On Condor Street in Eastie, it’s easy to see both the mess we’ve visited upon these communities, and how much better it might be.
Every few minutes, low-flying jets scream on their way out of Logan. A few steps away, the unsightly, back-of-house operations that make a metropolis work are dumped along the banks of the Chelsea Creek: Huge salt piles that serve hundreds of towns, giant fuel tanks, warehouses, parking lots, rusty metal outcroppings.
But turn away from the water, and you will find the Condor Street urban wild, a pretty little parcel of meadow grasses and salt marsh set by the water’s edge, and American Legion Playground, with its gorgeous ball field, and spots to sit and see the sky.
Eagle Hill has earned a lot more of that.
Instead, it seems likely it will get a new electrical substation, courtesy of Eversource. Its $62 million cost will be borne by ratepayers.
The plant is a couple of state approvals from coming to pass, despite the efforts of local environmental activists — led by Chelsea nonprofit GreenRoots — to stop it. And the neighborhood is getting zero help from City Hall because the mayor is legally required to sit this one out.
There is a lot here to trouble neighbors, and the rest of us. The proposed site is flood-prone now, and will be much more so in coming decades with sea levels rising. Eversource says the design of the plant takes account of flooding projections, but those opposing the project have done their own projections, and say Eversource is underestimating the danger here — especially in the long term.
They worry about the risk of fire or explosion, especially given the fact that the substation would be just 800 feet from a tank filled with millions of gallons of jet fuel, and on the edge of a neighborhood full of wooden-framed houses that would be very hard to evacuate if a disaster struck.
GreenRoots’ experts question whether the substation is really necessary, given that energy needs appear to be decreasing, statewide.
Eversource says the substation is vital, because one over the creek in Chelsea is nearing capacity, and development in East Boston and other growing neighborhoods brings the potential for overload.
“We understand the concerns,” said Bob Clarke, the company’s director of siting. “But these stations are in every community you can think of. . . . It has been vetted extensively . . . and we do believe that this is a good location.” He says the plant is super firesafe.
He might be right. But why is it this already hard-pressed community that has to test his assertions?

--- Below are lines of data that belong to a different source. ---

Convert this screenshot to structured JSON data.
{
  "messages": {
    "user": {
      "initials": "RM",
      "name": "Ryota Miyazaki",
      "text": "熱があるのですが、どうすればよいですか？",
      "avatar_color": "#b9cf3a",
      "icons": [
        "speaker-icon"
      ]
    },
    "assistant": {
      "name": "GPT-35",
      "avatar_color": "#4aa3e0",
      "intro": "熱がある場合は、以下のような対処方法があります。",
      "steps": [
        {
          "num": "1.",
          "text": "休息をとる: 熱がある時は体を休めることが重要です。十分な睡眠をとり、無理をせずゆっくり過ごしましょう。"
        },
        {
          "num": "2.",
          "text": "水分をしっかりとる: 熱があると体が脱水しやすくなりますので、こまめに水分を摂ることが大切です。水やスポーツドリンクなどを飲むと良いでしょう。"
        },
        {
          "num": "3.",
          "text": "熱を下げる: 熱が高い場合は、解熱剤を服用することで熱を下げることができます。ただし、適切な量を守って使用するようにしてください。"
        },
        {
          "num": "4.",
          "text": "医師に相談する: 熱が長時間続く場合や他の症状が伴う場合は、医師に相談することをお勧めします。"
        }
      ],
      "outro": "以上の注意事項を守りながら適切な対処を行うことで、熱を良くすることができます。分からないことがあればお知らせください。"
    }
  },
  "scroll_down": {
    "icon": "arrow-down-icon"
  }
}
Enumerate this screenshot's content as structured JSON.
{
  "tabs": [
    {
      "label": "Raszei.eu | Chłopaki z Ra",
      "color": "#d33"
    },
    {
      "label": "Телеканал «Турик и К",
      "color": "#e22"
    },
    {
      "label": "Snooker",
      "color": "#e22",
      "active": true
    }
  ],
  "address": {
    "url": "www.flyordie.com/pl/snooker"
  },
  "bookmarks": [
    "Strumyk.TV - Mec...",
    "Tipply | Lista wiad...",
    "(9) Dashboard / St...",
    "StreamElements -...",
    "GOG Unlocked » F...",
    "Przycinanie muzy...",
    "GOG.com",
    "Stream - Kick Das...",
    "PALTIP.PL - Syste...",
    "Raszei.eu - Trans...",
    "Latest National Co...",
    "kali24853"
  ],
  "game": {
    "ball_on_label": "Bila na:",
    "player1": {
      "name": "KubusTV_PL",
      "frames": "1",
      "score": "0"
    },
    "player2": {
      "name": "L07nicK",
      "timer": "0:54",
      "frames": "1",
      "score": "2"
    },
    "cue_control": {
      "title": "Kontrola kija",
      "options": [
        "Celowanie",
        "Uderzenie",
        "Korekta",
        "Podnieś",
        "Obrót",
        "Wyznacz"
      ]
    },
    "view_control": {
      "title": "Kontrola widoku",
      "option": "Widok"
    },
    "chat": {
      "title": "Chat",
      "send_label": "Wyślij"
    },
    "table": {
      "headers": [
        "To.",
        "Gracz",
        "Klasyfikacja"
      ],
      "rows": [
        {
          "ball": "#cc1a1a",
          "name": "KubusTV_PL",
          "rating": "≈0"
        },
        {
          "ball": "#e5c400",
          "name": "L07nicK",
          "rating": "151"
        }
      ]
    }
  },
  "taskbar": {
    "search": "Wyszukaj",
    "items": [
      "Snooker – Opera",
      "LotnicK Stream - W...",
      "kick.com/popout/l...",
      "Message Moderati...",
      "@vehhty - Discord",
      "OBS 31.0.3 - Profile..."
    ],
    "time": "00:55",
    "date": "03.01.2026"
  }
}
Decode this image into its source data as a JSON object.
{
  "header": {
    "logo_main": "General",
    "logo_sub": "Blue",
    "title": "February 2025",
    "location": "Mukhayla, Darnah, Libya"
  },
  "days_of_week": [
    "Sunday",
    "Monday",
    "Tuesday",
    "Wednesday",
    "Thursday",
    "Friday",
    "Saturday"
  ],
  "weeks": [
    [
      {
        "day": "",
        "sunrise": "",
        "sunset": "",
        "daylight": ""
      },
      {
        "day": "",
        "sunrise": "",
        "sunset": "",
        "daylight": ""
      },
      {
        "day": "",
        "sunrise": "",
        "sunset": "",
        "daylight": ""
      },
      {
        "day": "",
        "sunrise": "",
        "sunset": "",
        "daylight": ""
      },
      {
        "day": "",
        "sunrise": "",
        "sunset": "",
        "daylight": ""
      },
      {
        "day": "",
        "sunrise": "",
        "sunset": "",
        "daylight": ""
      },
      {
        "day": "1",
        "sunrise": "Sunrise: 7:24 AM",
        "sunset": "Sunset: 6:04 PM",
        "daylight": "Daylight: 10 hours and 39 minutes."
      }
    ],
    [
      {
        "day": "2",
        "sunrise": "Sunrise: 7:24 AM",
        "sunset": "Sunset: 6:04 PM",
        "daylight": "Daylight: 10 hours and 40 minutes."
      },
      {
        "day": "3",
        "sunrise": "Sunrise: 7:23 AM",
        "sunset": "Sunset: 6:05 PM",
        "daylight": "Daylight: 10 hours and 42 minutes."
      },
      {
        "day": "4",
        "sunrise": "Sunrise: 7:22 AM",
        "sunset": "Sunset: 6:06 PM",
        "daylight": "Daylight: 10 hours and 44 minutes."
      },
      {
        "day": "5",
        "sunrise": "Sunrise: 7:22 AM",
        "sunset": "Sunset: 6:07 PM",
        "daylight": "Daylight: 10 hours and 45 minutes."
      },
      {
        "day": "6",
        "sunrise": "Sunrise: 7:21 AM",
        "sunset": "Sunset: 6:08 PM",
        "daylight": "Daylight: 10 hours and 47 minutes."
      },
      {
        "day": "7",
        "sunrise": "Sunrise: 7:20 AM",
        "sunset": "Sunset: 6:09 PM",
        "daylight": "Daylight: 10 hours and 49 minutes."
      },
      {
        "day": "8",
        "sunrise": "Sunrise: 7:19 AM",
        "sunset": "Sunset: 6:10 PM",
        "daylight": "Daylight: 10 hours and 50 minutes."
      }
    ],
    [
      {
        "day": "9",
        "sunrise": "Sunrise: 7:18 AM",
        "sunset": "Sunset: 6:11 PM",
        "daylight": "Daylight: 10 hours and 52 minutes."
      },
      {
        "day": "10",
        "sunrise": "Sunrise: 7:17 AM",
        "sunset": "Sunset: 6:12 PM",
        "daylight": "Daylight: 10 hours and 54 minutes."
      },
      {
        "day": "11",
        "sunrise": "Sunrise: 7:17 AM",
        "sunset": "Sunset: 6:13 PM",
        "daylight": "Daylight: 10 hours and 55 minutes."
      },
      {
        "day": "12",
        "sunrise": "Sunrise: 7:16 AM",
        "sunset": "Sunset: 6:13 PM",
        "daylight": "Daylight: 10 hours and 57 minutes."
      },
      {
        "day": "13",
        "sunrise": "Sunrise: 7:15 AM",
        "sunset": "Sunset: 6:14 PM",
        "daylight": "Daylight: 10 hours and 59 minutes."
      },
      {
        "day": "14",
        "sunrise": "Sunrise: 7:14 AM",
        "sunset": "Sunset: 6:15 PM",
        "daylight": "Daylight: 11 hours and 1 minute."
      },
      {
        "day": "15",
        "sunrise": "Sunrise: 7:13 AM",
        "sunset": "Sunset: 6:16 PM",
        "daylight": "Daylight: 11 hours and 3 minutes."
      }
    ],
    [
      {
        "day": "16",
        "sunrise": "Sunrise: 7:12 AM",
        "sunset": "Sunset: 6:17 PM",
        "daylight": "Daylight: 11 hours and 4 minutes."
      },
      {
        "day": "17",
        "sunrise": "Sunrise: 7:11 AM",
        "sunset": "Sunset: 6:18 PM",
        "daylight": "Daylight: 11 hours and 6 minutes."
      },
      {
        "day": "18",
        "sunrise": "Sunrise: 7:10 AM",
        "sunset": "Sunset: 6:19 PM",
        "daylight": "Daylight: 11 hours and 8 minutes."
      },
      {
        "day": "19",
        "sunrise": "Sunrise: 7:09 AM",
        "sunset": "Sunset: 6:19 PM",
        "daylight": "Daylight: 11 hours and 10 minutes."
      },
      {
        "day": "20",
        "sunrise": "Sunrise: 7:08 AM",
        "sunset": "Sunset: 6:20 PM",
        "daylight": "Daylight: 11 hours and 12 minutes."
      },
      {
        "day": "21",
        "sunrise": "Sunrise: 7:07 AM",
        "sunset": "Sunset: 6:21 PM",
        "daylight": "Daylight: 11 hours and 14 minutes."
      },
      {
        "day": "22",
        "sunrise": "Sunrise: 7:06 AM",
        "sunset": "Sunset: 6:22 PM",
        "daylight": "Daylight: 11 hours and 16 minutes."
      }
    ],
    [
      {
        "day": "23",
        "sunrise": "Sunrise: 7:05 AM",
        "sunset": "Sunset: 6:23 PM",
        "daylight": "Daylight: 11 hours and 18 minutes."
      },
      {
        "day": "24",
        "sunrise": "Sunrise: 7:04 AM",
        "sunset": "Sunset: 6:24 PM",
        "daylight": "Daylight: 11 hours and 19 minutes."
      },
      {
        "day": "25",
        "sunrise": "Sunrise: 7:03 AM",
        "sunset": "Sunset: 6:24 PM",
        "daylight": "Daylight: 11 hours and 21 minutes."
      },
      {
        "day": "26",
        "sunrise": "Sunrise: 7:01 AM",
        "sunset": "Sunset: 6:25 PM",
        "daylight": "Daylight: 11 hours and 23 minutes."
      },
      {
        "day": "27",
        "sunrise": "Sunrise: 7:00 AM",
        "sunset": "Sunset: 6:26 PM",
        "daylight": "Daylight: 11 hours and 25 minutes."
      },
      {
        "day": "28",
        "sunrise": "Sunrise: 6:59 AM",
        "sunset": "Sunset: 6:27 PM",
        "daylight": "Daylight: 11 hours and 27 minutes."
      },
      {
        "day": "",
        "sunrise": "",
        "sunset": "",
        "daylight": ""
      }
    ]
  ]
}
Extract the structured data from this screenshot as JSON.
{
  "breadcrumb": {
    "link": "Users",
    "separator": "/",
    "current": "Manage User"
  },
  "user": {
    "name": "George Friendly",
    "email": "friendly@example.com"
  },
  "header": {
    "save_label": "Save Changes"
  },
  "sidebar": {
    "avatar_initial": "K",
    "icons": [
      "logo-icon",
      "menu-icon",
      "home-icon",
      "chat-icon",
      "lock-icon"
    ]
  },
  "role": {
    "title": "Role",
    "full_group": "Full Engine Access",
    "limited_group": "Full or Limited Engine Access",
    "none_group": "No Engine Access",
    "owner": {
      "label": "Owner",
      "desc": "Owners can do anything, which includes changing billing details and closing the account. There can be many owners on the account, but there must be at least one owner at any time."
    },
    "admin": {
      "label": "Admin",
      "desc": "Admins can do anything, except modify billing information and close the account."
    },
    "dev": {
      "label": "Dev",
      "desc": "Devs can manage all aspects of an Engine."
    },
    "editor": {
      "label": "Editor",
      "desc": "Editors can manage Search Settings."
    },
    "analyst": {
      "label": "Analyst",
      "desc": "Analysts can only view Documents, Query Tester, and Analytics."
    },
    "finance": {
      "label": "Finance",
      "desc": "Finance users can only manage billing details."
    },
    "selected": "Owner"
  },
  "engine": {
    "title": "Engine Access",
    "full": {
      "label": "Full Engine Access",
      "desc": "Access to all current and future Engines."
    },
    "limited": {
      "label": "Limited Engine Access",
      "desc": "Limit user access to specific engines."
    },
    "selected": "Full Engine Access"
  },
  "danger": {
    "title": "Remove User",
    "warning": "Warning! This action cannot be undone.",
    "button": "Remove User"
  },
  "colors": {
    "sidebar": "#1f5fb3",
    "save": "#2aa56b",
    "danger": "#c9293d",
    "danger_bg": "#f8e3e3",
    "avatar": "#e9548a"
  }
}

You may be wondering where the mayor is in all of this. Boxed in, is where. The deal to put a substation here was seeded in 2010, when Eversource — then NStar — did a land swap at the request of then-mayor Tom Menino. The energy company turned over a parcel it owned on the East Boston Greenway for what would eventually become a gleaming new public library. In return, the city gave the company land on East Eagle Street.
Now that bill has come due, and the people who have to pay it are on their own. They’ll get no help from their mayor, because, as part of the final land transfer last year, Walsh agreed that the city would not get in the way of the project, or support those opposing it.
The state’s Energy Facilities Siting Board is currently deciding whether the substation can go ahead. GreenRoots, other environmental groups, and elected officials including Congresswoman Ayanna Pressley have called on Environmental Affairs Secretary Kathleen Theoharides to reopen the question of whether the plant is necessary.
The people of Eagle Hill deserve at least that. Lord knows, they’ve given enough.